IT professionals may take some short-term comfort in the fact that outsourcing, an industry segment that should be growing as companies look for ways to reduce costs, is actually seeing slow gains along with the rest of the economy. But there are signs that when outsourcing comes back, it may take even more jobs away.
I spoke with two outsourcing experts to confirm this: Ashok Vemuri, global head of Banking and Capital Markets for Infosys Technologies, and Tom Pettibone, managing partner for Transition Partners, an outsourcing consultancy.
[ Beware the false promise of easy savings from outsourcing. Find out how a bad partnership could cripple your company for years. ]
Wait-and-see while the economy remains uncertain
However, both executives say the current slowdown in outsourcing may indeed be very temporary. Pettibone says companies are simply taking a wait-and-see approach. Unsure of where they are going to be in six to eight months, they are not yet ready to make a long-term outsourcing commitment. But it may come.

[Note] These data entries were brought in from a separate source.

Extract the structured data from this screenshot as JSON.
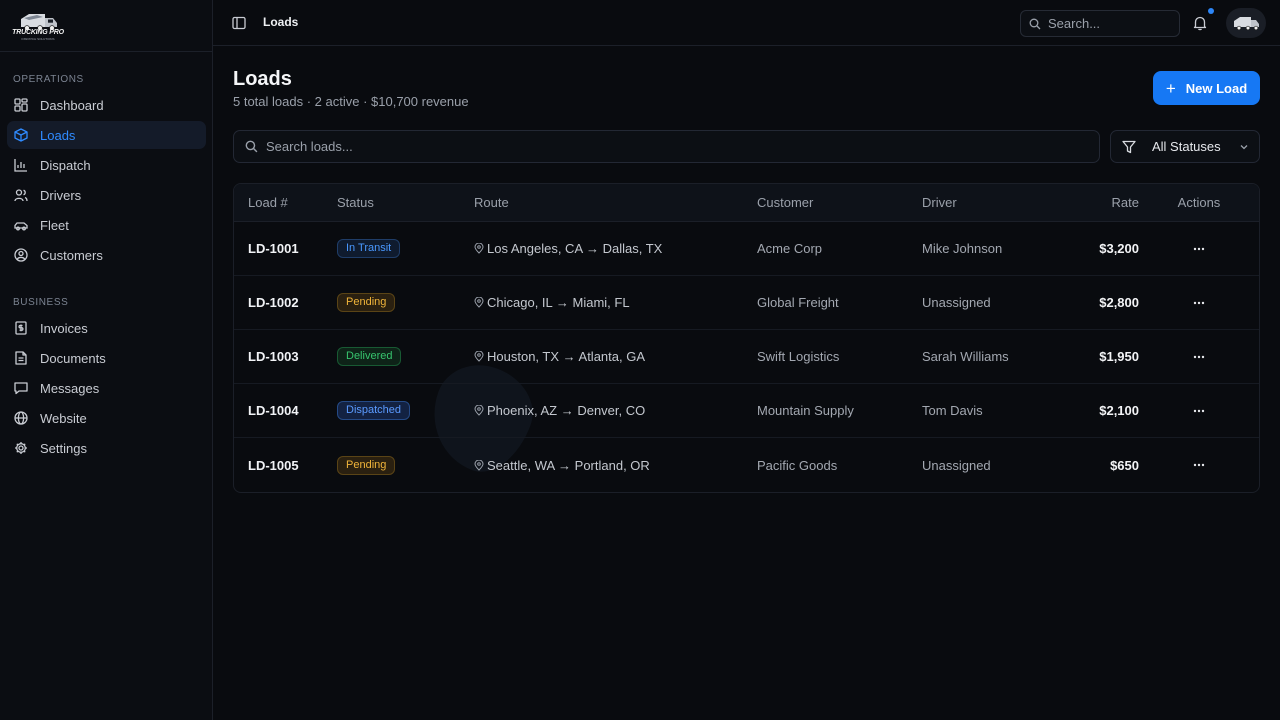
{
  "app": {
    "logo_text": "TRUCKING PRO",
    "logo_sub": "DISPATCH SOLUTIONS"
  },
  "sidebar": {
    "operations_label": "OPERATIONS",
    "operations_items": [
      {
        "label": "Dashboard",
        "icon": "dashboard-icon",
        "active": false
      },
      {
        "label": "Loads",
        "icon": "package-icon",
        "active": true
      },
      {
        "label": "Dispatch",
        "icon": "chart-icon",
        "active": false
      },
      {
        "label": "Drivers",
        "icon": "users-icon",
        "active": false
      },
      {
        "label": "Fleet",
        "icon": "car-icon",
        "active": false
      },
      {
        "label": "Customers",
        "icon": "user-circle-icon",
        "active": false
      }
    ],
    "business_label": "BUSINESS",
    "business_items": [
      {
        "label": "Invoices",
        "icon": "invoice-icon"
      },
      {
        "label": "Documents",
        "icon": "document-icon"
      },
      {
        "label": "Messages",
        "icon": "message-icon"
      },
      {
        "label": "Website",
        "icon": "globe-icon"
      },
      {
        "label": "Settings",
        "icon": "gear-icon"
      }
    ]
  },
  "topbar": {
    "breadcrumb": "Loads",
    "search_placeholder": "Search...",
    "has_notification": true
  },
  "main": {
    "title": "Loads",
    "subtitle": "5 total loads · 2 active · $10,700 revenue",
    "new_button": "New Load",
    "search_placeholder": "Search loads...",
    "status_filter": "All Statuses"
  },
  "table": {
    "headers": {
      "id": "Load #",
      "status": "Status",
      "route": "Route",
      "customer": "Customer",
      "driver": "Driver",
      "rate": "Rate",
      "actions": "Actions"
    },
    "rows": [
      {
        "id": "LD-1001",
        "status": "In Transit",
        "status_kind": "transit",
        "route": "Los Angeles, CA → Dallas, TX",
        "customer": "Acme Corp",
        "driver": "Mike Johnson",
        "rate": "$3,200"
      },
      {
        "id": "LD-1002",
        "status": "Pending",
        "status_kind": "pending",
        "route": "Chicago, IL → Miami, FL",
        "customer": "Global Freight",
        "driver": "Unassigned",
        "rate": "$2,800"
      },
      {
        "id": "LD-1003",
        "status": "Delivered",
        "status_kind": "delivered",
        "route": "Houston, TX → Atlanta, GA",
        "customer": "Swift Logistics",
        "driver": "Sarah Williams",
        "rate": "$1,950"
      },
      {
        "id": "LD-1004",
        "status": "Dispatched",
        "status_kind": "dispatched",
        "route": "Phoenix, AZ → Denver, CO",
        "customer": "Mountain Supply",
        "driver": "Tom Davis",
        "rate": "$2,100"
      },
      {
        "id": "LD-1005",
        "status": "Pending",
        "status_kind": "pending",
        "route": "Seattle, WA → Portland, OR",
        "customer": "Pacific Goods",
        "driver": "Unassigned",
        "rate": "$650"
      }
    ]
  },
  "colors": {
    "accent": "#1678f4",
    "background": "#090b0f",
    "transit": "#4a98ff",
    "pending": "#f0b43a",
    "delivered": "#37c46e",
    "dispatched": "#5b9bff"
  }
}
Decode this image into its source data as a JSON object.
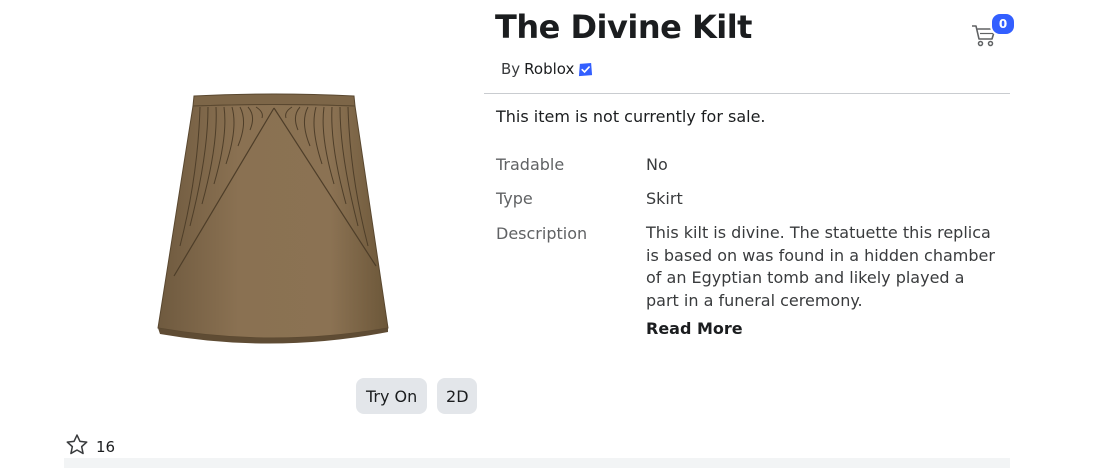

"Outsourcing takes a commitment on the part of the IT shops. If a shop is going to do certain projects in India, you have to go to India and establish relationships and systems. They are not ready to do that yet," says Pettibone. Instead, they are saying let's see what happens to sales and revenue projections first. If business does pick up, a company will then commit to an outsourcing deal where they believe, according to traditional business logic, they will save money through labor arbitrage (business jargon that means essentially "chase the lowest-cost labor").
Still, until companies feel confident enough to commit to a contract, outsourcers are in for bleak times. And in the meantime, things could be getting even bleaker.
Will offshorers buy up U.S. jobs to transfer home?
Despite the slowdown in offshoring contracts, Vemuri says Infosys is shopping around to buy an American consultancy -- and possibly a European consultancy -- to supplement or complement its front-end consulting capabilities. "We are sitting on $2 billion in cash," Vemuri tells me.
However, unlike other foreign companies that plant a flag in the United States and go on to open up job opportunities here -- I'm thinking of the auto industry in particular -- Pettibone warns that if Infosys buys a U.S. company, it may be buying just the clients and taking the work back to India. It's a clear example of more of that "labor arbitrage" I was talking about.